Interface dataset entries
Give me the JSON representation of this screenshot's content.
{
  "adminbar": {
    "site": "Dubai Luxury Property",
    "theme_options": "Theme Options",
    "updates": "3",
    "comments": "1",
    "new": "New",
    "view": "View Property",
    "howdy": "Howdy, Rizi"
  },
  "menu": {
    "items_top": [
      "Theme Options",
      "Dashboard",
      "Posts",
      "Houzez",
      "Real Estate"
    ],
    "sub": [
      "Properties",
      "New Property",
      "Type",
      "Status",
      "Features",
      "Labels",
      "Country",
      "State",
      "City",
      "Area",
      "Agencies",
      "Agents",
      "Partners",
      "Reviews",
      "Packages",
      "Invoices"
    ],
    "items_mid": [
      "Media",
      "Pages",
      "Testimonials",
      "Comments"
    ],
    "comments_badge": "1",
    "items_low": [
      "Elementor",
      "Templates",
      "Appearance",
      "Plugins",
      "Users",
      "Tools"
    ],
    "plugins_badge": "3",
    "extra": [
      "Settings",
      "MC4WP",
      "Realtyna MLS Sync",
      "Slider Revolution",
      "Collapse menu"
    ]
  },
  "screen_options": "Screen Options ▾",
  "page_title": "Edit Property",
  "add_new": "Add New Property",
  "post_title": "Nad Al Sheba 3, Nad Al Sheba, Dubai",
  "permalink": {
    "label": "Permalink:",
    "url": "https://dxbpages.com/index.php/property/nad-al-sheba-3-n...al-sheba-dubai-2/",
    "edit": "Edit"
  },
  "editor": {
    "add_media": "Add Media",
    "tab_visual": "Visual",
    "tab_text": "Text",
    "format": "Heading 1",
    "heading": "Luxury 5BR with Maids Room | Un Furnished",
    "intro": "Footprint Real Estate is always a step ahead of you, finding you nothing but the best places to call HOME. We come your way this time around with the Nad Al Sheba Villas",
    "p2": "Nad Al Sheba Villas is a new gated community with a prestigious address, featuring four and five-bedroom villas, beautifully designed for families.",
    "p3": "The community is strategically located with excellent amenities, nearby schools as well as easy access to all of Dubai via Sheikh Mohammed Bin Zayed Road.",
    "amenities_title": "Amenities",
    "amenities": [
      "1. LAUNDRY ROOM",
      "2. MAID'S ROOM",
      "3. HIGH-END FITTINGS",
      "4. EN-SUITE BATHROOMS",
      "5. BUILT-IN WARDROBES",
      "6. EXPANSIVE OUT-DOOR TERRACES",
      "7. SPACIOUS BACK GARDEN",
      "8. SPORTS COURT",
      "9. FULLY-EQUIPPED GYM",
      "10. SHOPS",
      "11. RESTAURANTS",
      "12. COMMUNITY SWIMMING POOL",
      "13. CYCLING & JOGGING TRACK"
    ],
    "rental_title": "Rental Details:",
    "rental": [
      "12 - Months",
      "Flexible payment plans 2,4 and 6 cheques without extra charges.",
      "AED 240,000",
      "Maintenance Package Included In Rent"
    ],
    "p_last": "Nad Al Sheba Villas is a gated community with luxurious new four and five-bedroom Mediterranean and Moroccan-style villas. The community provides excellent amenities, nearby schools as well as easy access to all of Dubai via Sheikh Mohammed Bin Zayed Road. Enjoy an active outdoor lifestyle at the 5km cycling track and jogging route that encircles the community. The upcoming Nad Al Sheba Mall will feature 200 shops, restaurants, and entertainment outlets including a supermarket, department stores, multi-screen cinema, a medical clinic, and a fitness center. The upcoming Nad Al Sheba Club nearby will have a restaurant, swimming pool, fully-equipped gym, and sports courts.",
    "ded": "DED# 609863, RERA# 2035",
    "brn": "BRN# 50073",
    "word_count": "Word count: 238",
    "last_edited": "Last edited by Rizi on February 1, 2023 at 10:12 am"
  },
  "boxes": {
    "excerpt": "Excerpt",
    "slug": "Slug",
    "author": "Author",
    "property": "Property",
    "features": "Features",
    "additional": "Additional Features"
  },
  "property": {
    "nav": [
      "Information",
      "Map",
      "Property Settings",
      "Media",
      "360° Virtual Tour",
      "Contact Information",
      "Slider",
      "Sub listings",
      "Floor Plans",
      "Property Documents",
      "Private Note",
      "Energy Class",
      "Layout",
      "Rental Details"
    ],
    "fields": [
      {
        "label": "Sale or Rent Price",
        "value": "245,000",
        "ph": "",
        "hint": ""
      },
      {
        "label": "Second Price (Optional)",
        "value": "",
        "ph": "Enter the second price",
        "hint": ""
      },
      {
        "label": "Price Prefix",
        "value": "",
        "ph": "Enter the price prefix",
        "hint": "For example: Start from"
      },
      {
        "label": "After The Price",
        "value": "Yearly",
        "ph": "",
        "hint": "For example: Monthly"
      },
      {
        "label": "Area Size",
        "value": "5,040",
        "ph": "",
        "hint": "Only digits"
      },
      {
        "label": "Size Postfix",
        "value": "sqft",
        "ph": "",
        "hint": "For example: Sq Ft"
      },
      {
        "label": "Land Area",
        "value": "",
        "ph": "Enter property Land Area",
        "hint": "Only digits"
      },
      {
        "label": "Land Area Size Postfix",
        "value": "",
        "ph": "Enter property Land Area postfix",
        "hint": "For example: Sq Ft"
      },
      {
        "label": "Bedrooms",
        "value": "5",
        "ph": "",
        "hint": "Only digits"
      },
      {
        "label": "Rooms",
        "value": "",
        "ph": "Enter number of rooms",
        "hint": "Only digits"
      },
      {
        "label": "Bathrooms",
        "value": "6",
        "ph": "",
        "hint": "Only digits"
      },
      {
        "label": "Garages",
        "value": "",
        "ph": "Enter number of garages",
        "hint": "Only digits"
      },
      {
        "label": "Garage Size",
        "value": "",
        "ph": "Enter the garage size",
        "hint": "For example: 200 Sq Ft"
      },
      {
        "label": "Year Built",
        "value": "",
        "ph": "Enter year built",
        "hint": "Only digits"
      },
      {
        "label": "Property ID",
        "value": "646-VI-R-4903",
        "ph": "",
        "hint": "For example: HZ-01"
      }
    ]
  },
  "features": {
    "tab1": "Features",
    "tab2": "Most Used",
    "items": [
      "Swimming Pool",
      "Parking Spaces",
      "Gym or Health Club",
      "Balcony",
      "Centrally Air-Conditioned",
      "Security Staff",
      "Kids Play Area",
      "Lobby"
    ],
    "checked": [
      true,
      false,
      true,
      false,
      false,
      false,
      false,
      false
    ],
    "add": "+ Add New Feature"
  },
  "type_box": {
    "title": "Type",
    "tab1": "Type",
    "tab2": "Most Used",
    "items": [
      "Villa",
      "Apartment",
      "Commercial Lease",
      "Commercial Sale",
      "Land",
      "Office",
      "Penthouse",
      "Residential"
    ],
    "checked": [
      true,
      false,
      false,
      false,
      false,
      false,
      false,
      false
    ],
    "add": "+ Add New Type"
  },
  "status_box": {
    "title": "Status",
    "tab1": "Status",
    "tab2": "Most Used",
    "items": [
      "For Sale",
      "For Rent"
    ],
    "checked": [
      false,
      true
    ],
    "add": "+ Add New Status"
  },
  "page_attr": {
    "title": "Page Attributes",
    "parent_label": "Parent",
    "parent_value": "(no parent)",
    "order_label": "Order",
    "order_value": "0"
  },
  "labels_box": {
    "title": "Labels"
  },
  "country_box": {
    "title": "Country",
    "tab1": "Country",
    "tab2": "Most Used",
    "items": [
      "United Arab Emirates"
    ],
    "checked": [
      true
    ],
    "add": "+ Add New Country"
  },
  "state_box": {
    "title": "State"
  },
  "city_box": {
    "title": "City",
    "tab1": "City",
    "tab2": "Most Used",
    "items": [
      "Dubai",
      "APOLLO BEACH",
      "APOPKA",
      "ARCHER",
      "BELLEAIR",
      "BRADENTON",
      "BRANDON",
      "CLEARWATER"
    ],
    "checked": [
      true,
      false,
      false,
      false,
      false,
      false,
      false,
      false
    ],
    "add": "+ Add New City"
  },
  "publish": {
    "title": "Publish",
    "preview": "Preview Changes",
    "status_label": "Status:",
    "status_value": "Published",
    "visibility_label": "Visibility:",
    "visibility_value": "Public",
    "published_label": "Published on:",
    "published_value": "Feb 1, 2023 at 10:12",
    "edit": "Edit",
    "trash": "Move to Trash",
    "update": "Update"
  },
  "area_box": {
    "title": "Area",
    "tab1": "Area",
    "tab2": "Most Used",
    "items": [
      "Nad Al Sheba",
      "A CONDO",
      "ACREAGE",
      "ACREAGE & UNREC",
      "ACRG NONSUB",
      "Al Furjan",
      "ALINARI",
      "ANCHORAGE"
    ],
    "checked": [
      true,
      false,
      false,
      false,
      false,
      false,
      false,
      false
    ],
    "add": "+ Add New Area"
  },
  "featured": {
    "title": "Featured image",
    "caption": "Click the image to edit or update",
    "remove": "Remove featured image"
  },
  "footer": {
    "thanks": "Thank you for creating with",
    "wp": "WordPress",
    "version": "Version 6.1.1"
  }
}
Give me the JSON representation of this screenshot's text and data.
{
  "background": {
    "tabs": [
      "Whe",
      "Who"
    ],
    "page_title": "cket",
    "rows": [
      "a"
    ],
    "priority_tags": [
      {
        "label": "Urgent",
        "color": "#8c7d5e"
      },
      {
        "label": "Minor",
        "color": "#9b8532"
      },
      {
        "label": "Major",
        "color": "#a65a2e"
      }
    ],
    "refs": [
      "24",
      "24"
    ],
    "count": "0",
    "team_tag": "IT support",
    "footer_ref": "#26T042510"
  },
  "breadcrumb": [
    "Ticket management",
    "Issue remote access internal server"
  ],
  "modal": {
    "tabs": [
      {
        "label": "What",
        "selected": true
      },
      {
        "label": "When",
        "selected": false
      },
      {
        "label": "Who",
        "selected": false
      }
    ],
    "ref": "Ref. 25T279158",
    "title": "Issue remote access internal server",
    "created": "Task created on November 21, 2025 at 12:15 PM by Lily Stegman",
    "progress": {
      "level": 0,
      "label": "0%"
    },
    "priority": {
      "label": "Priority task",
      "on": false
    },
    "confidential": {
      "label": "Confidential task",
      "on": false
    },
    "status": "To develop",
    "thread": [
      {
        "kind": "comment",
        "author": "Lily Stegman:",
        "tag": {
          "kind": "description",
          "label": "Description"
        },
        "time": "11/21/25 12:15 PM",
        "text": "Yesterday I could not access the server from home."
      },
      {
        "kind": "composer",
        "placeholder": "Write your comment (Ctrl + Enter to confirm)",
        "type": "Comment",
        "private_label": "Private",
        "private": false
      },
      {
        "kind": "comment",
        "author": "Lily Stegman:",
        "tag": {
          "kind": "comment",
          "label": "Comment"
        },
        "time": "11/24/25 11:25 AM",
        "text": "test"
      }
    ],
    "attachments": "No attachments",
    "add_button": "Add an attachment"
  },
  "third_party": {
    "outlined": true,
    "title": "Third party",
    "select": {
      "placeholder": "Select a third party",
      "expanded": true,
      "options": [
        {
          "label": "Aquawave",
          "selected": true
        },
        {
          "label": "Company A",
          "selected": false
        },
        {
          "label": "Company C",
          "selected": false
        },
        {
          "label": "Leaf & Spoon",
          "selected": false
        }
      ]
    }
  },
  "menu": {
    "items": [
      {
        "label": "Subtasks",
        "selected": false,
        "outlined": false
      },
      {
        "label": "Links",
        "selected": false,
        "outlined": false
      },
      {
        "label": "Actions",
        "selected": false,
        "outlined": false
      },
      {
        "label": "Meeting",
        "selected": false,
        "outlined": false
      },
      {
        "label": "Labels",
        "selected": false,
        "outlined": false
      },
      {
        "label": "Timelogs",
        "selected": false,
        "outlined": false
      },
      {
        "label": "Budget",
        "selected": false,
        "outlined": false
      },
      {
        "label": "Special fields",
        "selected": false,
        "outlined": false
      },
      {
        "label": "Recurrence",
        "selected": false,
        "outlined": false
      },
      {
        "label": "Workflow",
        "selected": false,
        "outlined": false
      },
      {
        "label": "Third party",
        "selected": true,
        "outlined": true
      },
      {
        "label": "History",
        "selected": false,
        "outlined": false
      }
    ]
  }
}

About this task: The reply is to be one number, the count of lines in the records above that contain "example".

Output for this task: 6